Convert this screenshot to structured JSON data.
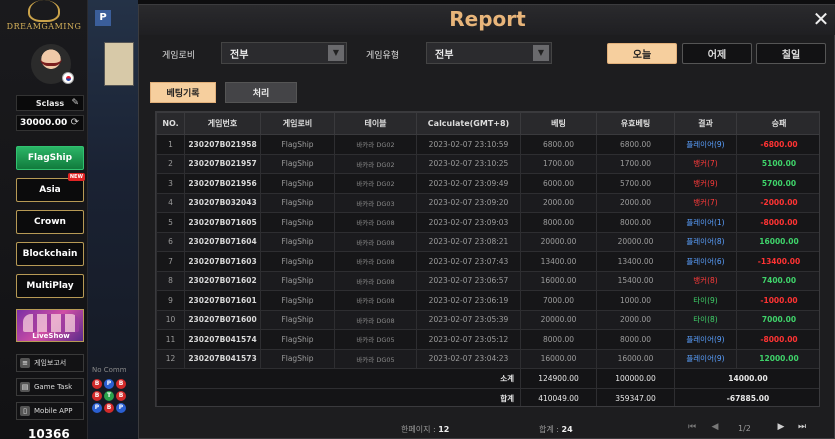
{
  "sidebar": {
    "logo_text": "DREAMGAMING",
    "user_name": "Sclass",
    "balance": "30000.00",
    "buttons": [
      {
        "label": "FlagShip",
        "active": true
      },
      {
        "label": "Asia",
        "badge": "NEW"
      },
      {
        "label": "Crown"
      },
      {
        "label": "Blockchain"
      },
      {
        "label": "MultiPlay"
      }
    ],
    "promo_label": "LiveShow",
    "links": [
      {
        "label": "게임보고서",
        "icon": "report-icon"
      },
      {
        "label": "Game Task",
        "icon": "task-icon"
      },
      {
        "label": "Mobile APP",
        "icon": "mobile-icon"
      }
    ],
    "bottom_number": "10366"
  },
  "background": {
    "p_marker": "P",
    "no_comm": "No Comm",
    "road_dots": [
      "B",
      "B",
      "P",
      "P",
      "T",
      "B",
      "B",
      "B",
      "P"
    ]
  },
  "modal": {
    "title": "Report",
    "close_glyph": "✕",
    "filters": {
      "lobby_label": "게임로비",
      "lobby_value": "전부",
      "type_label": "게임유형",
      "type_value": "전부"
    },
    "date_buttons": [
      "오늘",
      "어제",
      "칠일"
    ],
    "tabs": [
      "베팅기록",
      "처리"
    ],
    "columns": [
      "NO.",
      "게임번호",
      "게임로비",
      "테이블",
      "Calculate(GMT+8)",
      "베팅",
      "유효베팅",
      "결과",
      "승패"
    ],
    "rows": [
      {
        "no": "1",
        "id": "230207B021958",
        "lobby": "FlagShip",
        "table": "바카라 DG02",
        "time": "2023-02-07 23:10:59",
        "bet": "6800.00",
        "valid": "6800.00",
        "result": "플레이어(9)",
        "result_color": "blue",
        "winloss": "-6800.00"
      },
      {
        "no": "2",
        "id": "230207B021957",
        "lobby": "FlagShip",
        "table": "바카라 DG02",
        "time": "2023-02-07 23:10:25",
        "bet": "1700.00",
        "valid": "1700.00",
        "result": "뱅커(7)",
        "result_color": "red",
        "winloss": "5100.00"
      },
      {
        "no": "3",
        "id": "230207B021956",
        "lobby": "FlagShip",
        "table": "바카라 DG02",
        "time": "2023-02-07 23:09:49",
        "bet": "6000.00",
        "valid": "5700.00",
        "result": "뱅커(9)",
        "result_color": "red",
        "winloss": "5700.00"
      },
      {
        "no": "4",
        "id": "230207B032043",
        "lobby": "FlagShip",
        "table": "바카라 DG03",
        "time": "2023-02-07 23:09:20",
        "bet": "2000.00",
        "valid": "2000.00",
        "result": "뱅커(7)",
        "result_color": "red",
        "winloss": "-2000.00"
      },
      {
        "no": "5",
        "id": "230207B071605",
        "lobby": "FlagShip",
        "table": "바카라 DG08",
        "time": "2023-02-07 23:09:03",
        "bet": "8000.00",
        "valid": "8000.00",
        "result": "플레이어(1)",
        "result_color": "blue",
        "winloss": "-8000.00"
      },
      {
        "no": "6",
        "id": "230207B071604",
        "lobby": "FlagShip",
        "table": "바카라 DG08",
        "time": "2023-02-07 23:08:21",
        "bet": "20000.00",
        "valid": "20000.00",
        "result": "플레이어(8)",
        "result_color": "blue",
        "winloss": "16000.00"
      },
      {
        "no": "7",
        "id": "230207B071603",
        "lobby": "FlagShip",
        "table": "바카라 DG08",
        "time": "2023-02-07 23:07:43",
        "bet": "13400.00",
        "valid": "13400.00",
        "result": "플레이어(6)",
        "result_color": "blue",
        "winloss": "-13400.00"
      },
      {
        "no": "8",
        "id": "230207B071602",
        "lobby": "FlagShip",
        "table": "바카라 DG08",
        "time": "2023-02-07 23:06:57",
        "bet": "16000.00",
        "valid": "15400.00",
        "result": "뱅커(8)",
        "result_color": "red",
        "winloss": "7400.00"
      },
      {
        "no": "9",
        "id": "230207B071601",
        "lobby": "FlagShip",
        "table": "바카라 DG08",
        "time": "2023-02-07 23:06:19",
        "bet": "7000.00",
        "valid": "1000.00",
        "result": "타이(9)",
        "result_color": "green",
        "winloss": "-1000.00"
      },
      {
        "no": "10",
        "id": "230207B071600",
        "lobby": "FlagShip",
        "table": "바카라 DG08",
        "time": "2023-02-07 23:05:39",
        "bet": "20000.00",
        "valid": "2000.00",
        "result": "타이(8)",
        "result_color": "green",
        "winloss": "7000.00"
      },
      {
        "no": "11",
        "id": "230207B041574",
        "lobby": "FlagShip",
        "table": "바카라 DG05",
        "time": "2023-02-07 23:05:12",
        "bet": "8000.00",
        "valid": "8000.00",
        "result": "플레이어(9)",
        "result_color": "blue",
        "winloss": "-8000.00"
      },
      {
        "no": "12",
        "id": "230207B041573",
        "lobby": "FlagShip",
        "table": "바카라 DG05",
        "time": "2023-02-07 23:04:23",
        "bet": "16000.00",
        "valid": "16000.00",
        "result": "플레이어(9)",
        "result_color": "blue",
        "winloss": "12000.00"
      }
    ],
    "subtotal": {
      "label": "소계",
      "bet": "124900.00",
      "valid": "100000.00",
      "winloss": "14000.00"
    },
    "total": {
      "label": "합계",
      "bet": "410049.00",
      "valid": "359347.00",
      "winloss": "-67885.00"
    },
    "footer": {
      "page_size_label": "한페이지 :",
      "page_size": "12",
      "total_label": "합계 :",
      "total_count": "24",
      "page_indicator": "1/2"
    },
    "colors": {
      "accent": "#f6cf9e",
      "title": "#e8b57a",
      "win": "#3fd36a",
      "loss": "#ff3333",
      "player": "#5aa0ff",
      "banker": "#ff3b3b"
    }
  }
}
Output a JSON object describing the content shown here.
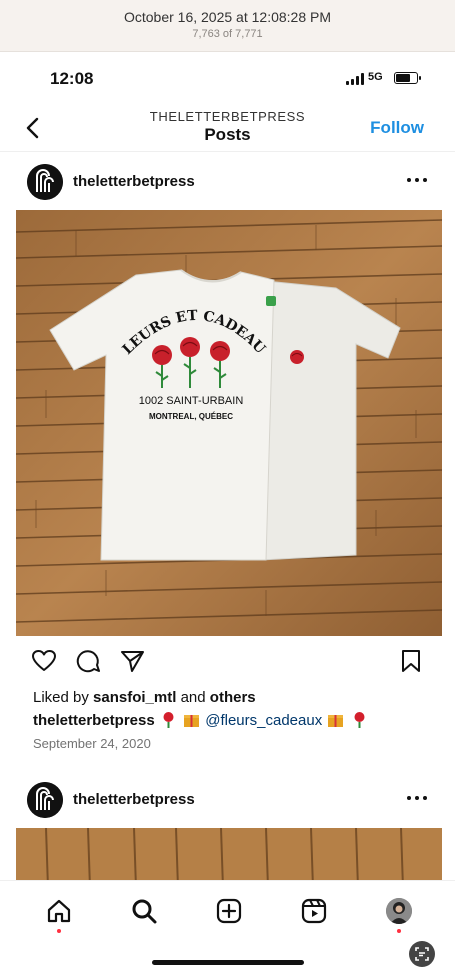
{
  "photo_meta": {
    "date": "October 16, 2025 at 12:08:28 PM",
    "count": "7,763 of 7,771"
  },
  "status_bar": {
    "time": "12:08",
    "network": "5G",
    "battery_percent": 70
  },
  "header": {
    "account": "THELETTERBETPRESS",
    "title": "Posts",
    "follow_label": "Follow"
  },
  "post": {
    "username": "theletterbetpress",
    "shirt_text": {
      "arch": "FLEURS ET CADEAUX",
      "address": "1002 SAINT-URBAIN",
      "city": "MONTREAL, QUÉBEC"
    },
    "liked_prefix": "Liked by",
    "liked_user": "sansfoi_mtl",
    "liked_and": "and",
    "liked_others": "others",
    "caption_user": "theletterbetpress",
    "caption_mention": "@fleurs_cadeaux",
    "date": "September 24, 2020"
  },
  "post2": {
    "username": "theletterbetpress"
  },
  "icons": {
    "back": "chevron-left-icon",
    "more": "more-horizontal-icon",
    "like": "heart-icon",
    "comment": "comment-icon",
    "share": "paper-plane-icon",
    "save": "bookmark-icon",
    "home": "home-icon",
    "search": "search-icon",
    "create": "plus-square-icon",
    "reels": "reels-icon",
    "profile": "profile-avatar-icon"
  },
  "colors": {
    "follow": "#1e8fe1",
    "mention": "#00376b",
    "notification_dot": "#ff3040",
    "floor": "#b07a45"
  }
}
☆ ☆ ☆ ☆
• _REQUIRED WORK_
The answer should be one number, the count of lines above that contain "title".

• _YOUR RESPONSE_
3